- [TO DO]: Read through the lines below for the string "catalina" and copy each one that has it.

Dataset excerpts
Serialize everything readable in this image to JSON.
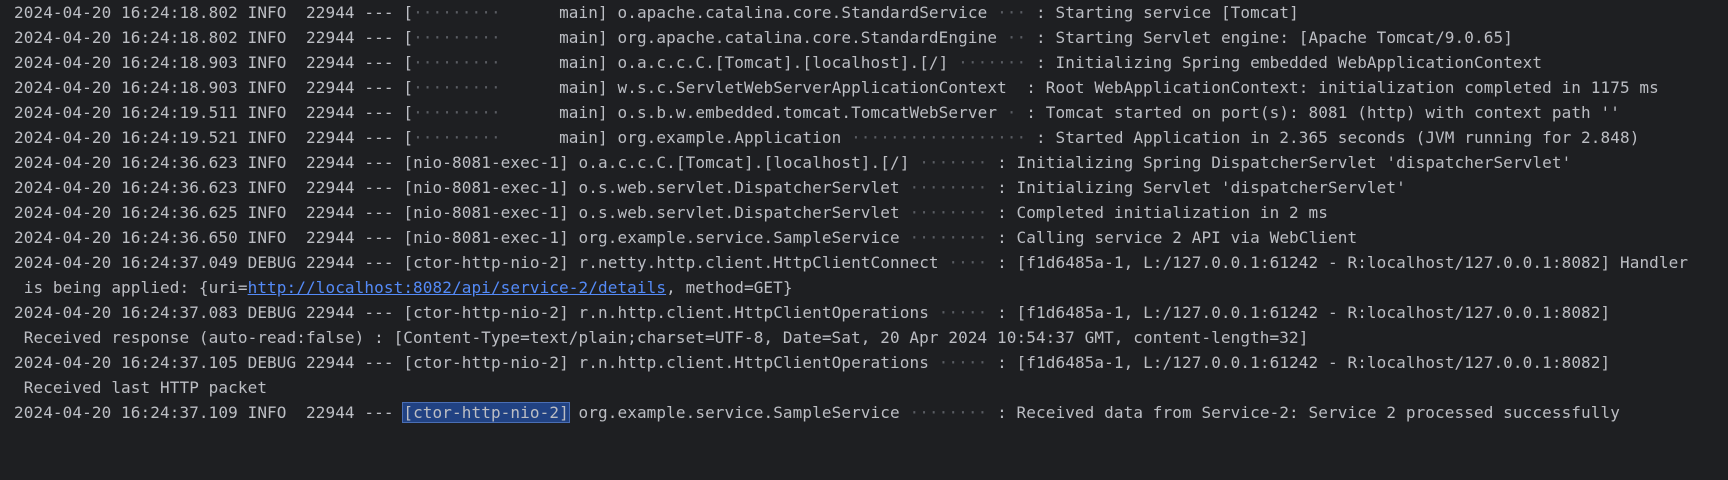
{
  "console": {
    "lines": [
      {
        "ts": "2024-04-20 16:24:18.802",
        "level": "INFO",
        "pid": "22944",
        "sep": "---",
        "thread_lead": "",
        "thread_dots": "·········",
        "thread": "main",
        "logger": "o.apache.catalina.core.StandardService",
        "logger_dots": "···",
        "msg": "Starting service [Tomcat]"
      },
      {
        "ts": "2024-04-20 16:24:18.802",
        "level": "INFO",
        "pid": "22944",
        "sep": "---",
        "thread_lead": "",
        "thread_dots": "·········",
        "thread": "main",
        "logger": "org.apache.catalina.core.StandardEngine",
        "logger_dots": "··",
        "msg": "Starting Servlet engine: [Apache Tomcat/9.0.65]"
      },
      {
        "ts": "2024-04-20 16:24:18.903",
        "level": "INFO",
        "pid": "22944",
        "sep": "---",
        "thread_lead": "",
        "thread_dots": "·········",
        "thread": "main",
        "logger": "o.a.c.c.C.[Tomcat].[localhost].[/]",
        "logger_dots": "·······",
        "msg": "Initializing Spring embedded WebApplicationContext"
      },
      {
        "ts": "2024-04-20 16:24:18.903",
        "level": "INFO",
        "pid": "22944",
        "sep": "---",
        "thread_lead": "",
        "thread_dots": "·········",
        "thread": "main",
        "logger": "w.s.c.ServletWebServerApplicationContext",
        "logger_dots": "",
        "msg": "Root WebApplicationContext: initialization completed in 1175 ms"
      },
      {
        "ts": "2024-04-20 16:24:19.511",
        "level": "INFO",
        "pid": "22944",
        "sep": "---",
        "thread_lead": "",
        "thread_dots": "·········",
        "thread": "main",
        "logger": "o.s.b.w.embedded.tomcat.TomcatWebServer",
        "logger_dots": "·",
        "msg": "Tomcat started on port(s): 8081 (http) with context path ''"
      },
      {
        "ts": "2024-04-20 16:24:19.521",
        "level": "INFO",
        "pid": "22944",
        "sep": "---",
        "thread_lead": "",
        "thread_dots": "·········",
        "thread": "main",
        "logger": "org.example.Application",
        "logger_dots": "··················",
        "msg": "Started Application in 2.365 seconds (JVM running for 2.848)"
      },
      {
        "ts": "2024-04-20 16:24:36.623",
        "level": "INFO",
        "pid": "22944",
        "sep": "---",
        "thread_lead": "",
        "thread_dots": "",
        "thread": "nio-8081-exec-1",
        "logger": "o.a.c.c.C.[Tomcat].[localhost].[/]",
        "logger_dots": "·······",
        "msg": "Initializing Spring DispatcherServlet 'dispatcherServlet'"
      },
      {
        "ts": "2024-04-20 16:24:36.623",
        "level": "INFO",
        "pid": "22944",
        "sep": "---",
        "thread_lead": "",
        "thread_dots": "",
        "thread": "nio-8081-exec-1",
        "logger": "o.s.web.servlet.DispatcherServlet",
        "logger_dots": "········",
        "msg": "Initializing Servlet 'dispatcherServlet'"
      },
      {
        "ts": "2024-04-20 16:24:36.625",
        "level": "INFO",
        "pid": "22944",
        "sep": "---",
        "thread_lead": "",
        "thread_dots": "",
        "thread": "nio-8081-exec-1",
        "logger": "o.s.web.servlet.DispatcherServlet",
        "logger_dots": "········",
        "msg": "Completed initialization in 2 ms"
      },
      {
        "ts": "2024-04-20 16:24:36.650",
        "level": "INFO",
        "pid": "22944",
        "sep": "---",
        "thread_lead": "",
        "thread_dots": "",
        "thread": "nio-8081-exec-1",
        "logger": "org.example.service.SampleService",
        "logger_dots": "········",
        "msg": "Calling service 2 API via WebClient"
      },
      {
        "ts": "2024-04-20 16:24:37.049",
        "level": "DEBUG",
        "pid": "22944",
        "sep": "---",
        "thread_lead": "",
        "thread_dots": "",
        "thread": "ctor-http-nio-2",
        "logger": "r.netty.http.client.HttpClientConnect",
        "logger_dots": "····",
        "msg": "[f1d6485a-1, L:/127.0.0.1:61242 - R:localhost/127.0.0.1:8082] Handler"
      }
    ],
    "cont1_prefix": " is being applied: {uri=",
    "cont1_link": "http://localhost:8082/api/service-2/details",
    "cont1_suffix": ", method=GET}",
    "line12": {
      "ts": "2024-04-20 16:24:37.083",
      "level": "DEBUG",
      "pid": "22944",
      "sep": "---",
      "thread": "ctor-http-nio-2",
      "logger": "r.n.http.client.HttpClientOperations",
      "logger_dots": "·····",
      "msg": "[f1d6485a-1, L:/127.0.0.1:61242 - R:localhost/127.0.0.1:8082]"
    },
    "cont2": "Received response (auto-read:false) : [Content-Type=text/plain;charset=UTF-8, Date=Sat, 20 Apr 2024 10:54:37 GMT, content-length=32]",
    "line14": {
      "ts": "2024-04-20 16:24:37.105",
      "level": "DEBUG",
      "pid": "22944",
      "sep": "---",
      "thread": "ctor-http-nio-2",
      "logger": "r.n.http.client.HttpClientOperations",
      "logger_dots": "·····",
      "msg": "[f1d6485a-1, L:/127.0.0.1:61242 - R:localhost/127.0.0.1:8082]"
    },
    "cont3": "Received last HTTP packet",
    "line16": {
      "ts": "2024-04-20 16:24:37.109",
      "level": "INFO",
      "pid": "22944",
      "sep": "---",
      "thread": "ctor-http-nio-2",
      "logger": "org.example.service.SampleService",
      "logger_dots": "········",
      "msg": "Received data from Service-2: Service 2 processed successfully"
    },
    "colors": {
      "background": "#1e1f22",
      "text": "#bcbec4",
      "dots": "#5a5d63",
      "link": "#548af7",
      "selection": "#214283"
    }
  }
}
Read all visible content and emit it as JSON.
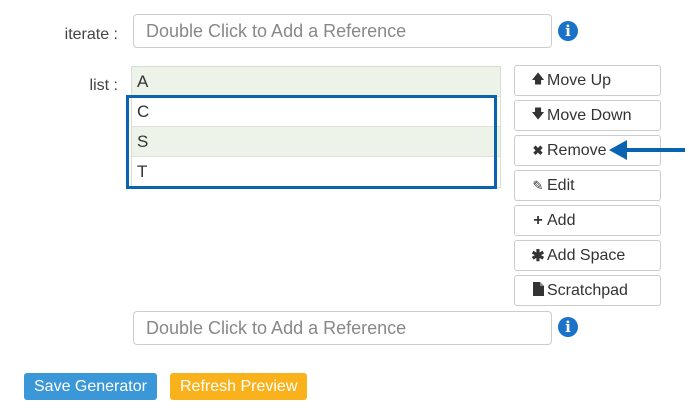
{
  "iterate": {
    "label": "iterate :",
    "placeholder": "Double Click to Add a Reference"
  },
  "list": {
    "label": "list :",
    "items": [
      "A",
      "C",
      "S",
      "T"
    ]
  },
  "buttons": {
    "move_up": "Move Up",
    "move_down": "Move Down",
    "remove": "Remove",
    "edit": "Edit",
    "add": "Add",
    "add_space": "Add Space",
    "scratchpad": "Scratchpad"
  },
  "bottom_reference": {
    "placeholder": "Double Click to Add a Reference"
  },
  "actions": {
    "save_generator": "Save Generator",
    "refresh_preview": "Refresh Preview"
  },
  "colors": {
    "info": "#1a73c8",
    "highlight": "#0a63b0",
    "save": "#3a97d8",
    "refresh": "#f9b21c"
  }
}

- [RESPONSE BOX]:
        "logger": "o.apache.catalina.core.StandardService",
        "logger": "org.apache.catalina.core.StandardEngine",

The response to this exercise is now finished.